*** Dataset records ***

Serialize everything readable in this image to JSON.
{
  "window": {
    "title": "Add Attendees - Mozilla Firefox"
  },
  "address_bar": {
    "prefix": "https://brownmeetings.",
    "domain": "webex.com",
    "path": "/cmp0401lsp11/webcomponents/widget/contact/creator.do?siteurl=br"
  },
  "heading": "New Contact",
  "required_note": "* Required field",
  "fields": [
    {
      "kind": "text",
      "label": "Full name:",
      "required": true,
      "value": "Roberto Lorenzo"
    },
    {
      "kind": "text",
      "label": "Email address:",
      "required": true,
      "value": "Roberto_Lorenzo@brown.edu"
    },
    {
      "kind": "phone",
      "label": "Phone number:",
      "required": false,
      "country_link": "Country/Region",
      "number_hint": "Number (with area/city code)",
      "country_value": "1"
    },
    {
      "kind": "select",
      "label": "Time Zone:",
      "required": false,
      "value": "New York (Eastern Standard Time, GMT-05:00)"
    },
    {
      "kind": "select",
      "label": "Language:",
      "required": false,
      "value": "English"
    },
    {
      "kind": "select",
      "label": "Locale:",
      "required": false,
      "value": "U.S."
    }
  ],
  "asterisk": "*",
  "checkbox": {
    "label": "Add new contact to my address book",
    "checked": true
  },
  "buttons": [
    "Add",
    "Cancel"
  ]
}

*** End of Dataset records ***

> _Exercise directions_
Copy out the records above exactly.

> _Answer to the problem_
Serialize everything readable in this image to JSON.
{
  "window": {
    "title": "Add Attendees - Mozilla Firefox"
  },
  "address_bar": {
    "prefix": "https://brownmeetings.",
    "domain": "webex.com",
    "path": "/cmp0401lsp11/webcomponents/widget/contact/creator.do?siteurl=br"
  },
  "heading": "New Contact",
  "required_note": "* Required field",
  "fields": [
    {
      "kind": "text",
      "label": "Full name:",
      "required": true,
      "value": "Roberto Lorenzo"
    },
    {
      "kind": "text",
      "label": "Email address:",
      "required": true,
      "value": "Roberto_Lorenzo@brown.edu"
    },
    {
      "kind": "phone",
      "label": "Phone number:",
      "required": false,
      "country_link": "Country/Region",
      "number_hint": "Number (with area/city code)",
      "country_value": "1"
    },
    {
      "kind": "select",
      "label": "Time Zone:",
      "required": false,
      "value": "New York (Eastern Standard Time, GMT-05:00)"
    },
    {
      "kind": "select",
      "label": "Language:",
      "required": false,
      "value": "English"
    },
    {
      "kind": "select",
      "label": "Locale:",
      "required": false,
      "value": "U.S."
    }
  ],
  "asterisk": "*",
  "checkbox": {
    "label": "Add new contact to my address book",
    "checked": true
  },
  "buttons": [
    "Add",
    "Cancel"
  ]
}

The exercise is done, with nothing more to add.